After "How dangerous is Johannesburg" and "Which is the best school for my child," one of the most-asked questions I get when people contact me is whether I know of any support groups for expats. Until recently, this was also my most-dreaded question, because I didn't have a good answer. Thankfully, now there is the Trailing Spouses Johannesburg Facebook Group.
Recently, the idea of giving expats a top-10 list of must-read articles from my blog (and from other websites I've written for) was born. Ir's a good reading list and starting point covering every main topic from finding a school, renting a house, registering a car, finding a bank, and so on, up until the very important matter of booking a safari once the container is unpacked.
We all know that moving day can be crazy. The packers are spread out throughout your house, you're running around like crazy taking care of last-minute business, and everything takes on a life of its own. Including the potatoes in your pantry. Or, well, not a life of their own quite yet. That will come some weeks later, when you'll see (or first smell) said life while unpacking.
One of the first things you always have to learn in a new country is how much to tip. This is especially true in South Africa. You'll be setting out on your very first errand to buy milk and butter at the Woolworth's around the corner, you'll return to your car with your bags, and as you pull out of your parking space, a guy will be at your window with outstretched hand. What to do?

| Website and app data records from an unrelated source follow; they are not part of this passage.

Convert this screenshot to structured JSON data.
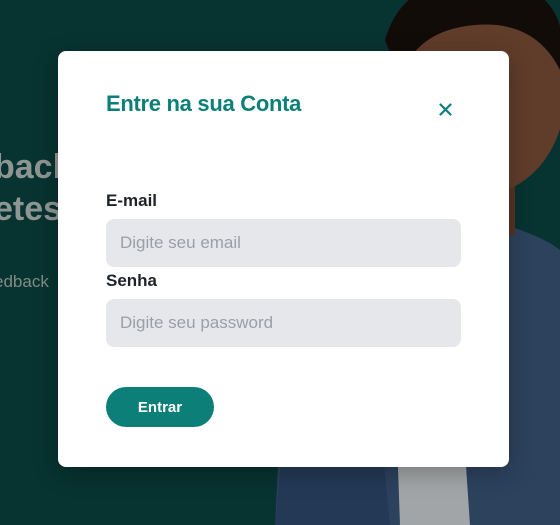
{
  "background": {
    "headline_line1": "back",
    "headline_line2": "etes",
    "subtext": "edback"
  },
  "modal": {
    "title": "Entre na sua Conta",
    "close_icon": "close-icon",
    "email": {
      "label": "E-mail",
      "placeholder": "Digite seu email",
      "value": ""
    },
    "password": {
      "label": "Senha",
      "placeholder": "Digite seu password",
      "value": ""
    },
    "submit_label": "Entrar"
  },
  "colors": {
    "accent": "#0b7f78",
    "page_background": "#0b4a45",
    "input_background": "#e6e7ea"
  }
}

When you move abroad, your world is turned upside down. You know no one, you have to rebuild your life from scratch in terms of figuring out where to run your daily errands, you are in desperate need of some clothes hangers, and all of a sudden you find yourself with a lot of time, because you're not signed up for any activities yet. You need to meet some strangers!
As an expat in South Africa, your Kindle may very well be your most prized possession. Books are expensive, shipping from overseas is not very reliable, and libraries are more or less non-existent. I've told you about how your Kindle works in South Africa, but recently I got a question about Kindle chargers and adapters, and I thought my answer warrants a blog post of its own.
I was going through my old blog posts and realized I have 62 of them tagged as Expat Tips (not counting all the answers in my FAQ section). That's more than in any of the other categories on Joburg Expat, like Schools, Travel, Crime and Security, or Health. It's even more than I wrote under Bureaucracy, which is saying a lot because that one includes Eskom.
Moving is hard. Moving abroad sounds even harder. But with the right point of view it doesn't have to be quite as hard as you think. If we can't change reality, we can change our thoughts about it. Here I have summarized some of these thoughts when it comes to moving your family to distant shores, from being patient to starting a blog to process and remember your experiences.
One of the motivations for starting Joburg Expat was to help those who came behind me with the long and often complicated process of settling in. I wanted to answer all questions about being an expat in South Africa, and give my readers tips on how to avoid pitfalls about the South African bureaucracy. For this purpose I have put together this list of useful tips.